“We have all been through hard seasons, times in life when it seems like the hits keep coming and you can barely catch your breath,” Priscilla wrote. “Sometimes we look at Christians in the spotlight of public ministry and think they have some secret measure of faith, like they’ve figured out how to stay above the struggles of life. But no one is above them.”

The death of her cousin Wynter Pitts, a wife and mother of four girls, because of a heart-related ailment in July 2018 came as a shock. (Note: Wynter’s husband, Jonathan Pitts, shares more in his podcast, The Journey with Jonathan Pitts).

The Evans family shared their grief with their church at its Wednesday night service.

Jonathan Evans asked, “Dad, how do you keep going?”

“Because I believe what I preach,” he responded. “Where would I be in a situation like this without an anchor? I believe Wynter is in a better place. I believe in the sovereignty and goodness of God. And because I believe, I keep going.”

“The Bible is full of questions, people asking why,” he explained in Divine Disruption. “Why do the righteous suffer? That’s the theme of the entire book of Job. How do I make sense of this? How could this happen? Why?

“I cannot answer that. Deuteronomy 29:29 says God has secret things, that He does not have to answer our every question. That is His prerogative. But I would tell Wynter’s children this: Your mother loved the Lord. And the Lord loved your mother. So, in some way beyond our understanding, He determined it was her time. I don’t like it, and you don’t like it. We pray, Let this cup pass from me. But we have to believe that God knows what He is doing when He’s not doing what we want Him to do.”

Dr. Evans also believes that it is OK to be angry.

“We can be angry but still respectful,” he wrote. “It’s okay to feel the pain of God disappointing us. God already knows how we feel. Hiding it doesn’t help. We can take our anger to Him.”

But an even greater test awaited. In March 2019, he had to tell his children that his wife, Lois, had been diagnosed with terminal cancer.

“We are still believing God for healing,” he said. “But medically, there’s nothing they can do.”

Everyone in the room was crying—except Lois. She asked everyone to gather around her.

“You do know what this is, don’t you?” she asked. “It’s called spiritual warfare. So much death and sickness has attacked our family lately.”

She urged her family to continue to serve God during her illness. “If you’re called to preach, you will preach,” she said. “If you’re called to write, you will write. If you’re called to sing, you will sing. Now, I have every expectation that you will love and care and pray for me and be there when I need you. But God has an expectation too.”

Jonathan asked her, “Mom, how can you be talking about ministry at a time like this?”

“Because that’s why you’re here, son,” she said. “It’s the reason you exist.”

She died in late December 2019. Her husband of forty-nine years, now a widower, preached the next day.
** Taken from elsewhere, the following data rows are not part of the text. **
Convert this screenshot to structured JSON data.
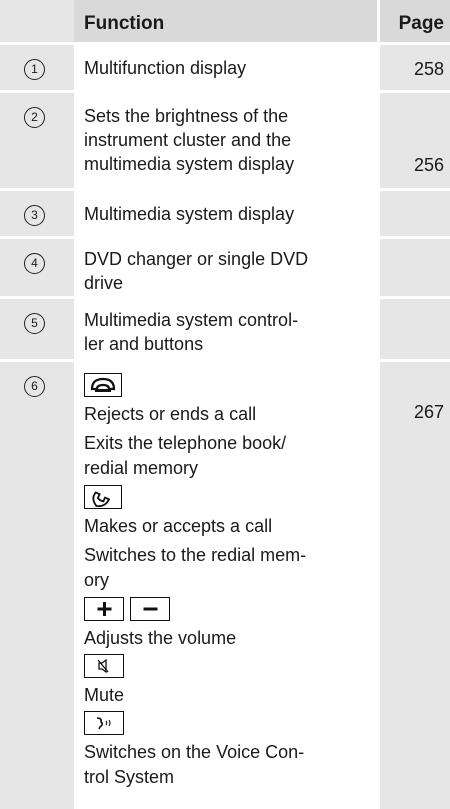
{
  "header": {
    "function": "Function",
    "page": "Page"
  },
  "rows": [
    {
      "num": "1",
      "text_lines": [
        "Multifunction display"
      ],
      "page": "258"
    },
    {
      "num": "2",
      "text_lines": [
        "Sets the brightness of the",
        "instrument cluster and the",
        "multimedia system display"
      ],
      "page": "256"
    },
    {
      "num": "3",
      "text_lines": [
        "Multimedia system display"
      ],
      "page": ""
    },
    {
      "num": "4",
      "text_lines": [
        "DVD changer or single DVD",
        "drive"
      ],
      "page": ""
    },
    {
      "num": "5",
      "text_lines": [
        "Multimedia system control-",
        "ler and buttons"
      ],
      "page": ""
    }
  ],
  "row6": {
    "num": "6",
    "page": "267",
    "reject_1": "Rejects or ends a call",
    "exit_1": "Exits the telephone book/",
    "exit_2": "redial memory",
    "accept_1": "Makes or accepts a call",
    "switch_1": "Switches to the redial mem-",
    "switch_2": "ory",
    "volume_1": "Adjusts the volume",
    "mute_1": "Mute",
    "voice_1": "Switches on the Voice Con-",
    "voice_2": "trol System"
  }
}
“Anyone who has answered God’s call knows that ministry does not stop when life gets hard,” he wrote. “People still need hope and help, and honestly, that calling kept me moving forward. In fact, it helped me stay afloat. I firmly believe that serving others is a key to enduring in difficult times. When we minister to the hurting and lost, God ministers to us. By blessing, we are blessed.”

A week after her mother’s memorial service, Priscilla underwent successful lung surgery. And then came other trials, including the pandemic.

Looking back on this difficult time, Dr. Evans acknowledged that God can be hard to understand. But he also wrote, “My passion is to see God in the things that I am able to understand. That’s where my comfort comes from in the midst of loss.”

That sort of wisdom makes Divine Disruption a blessing to any Christian dealing with grief.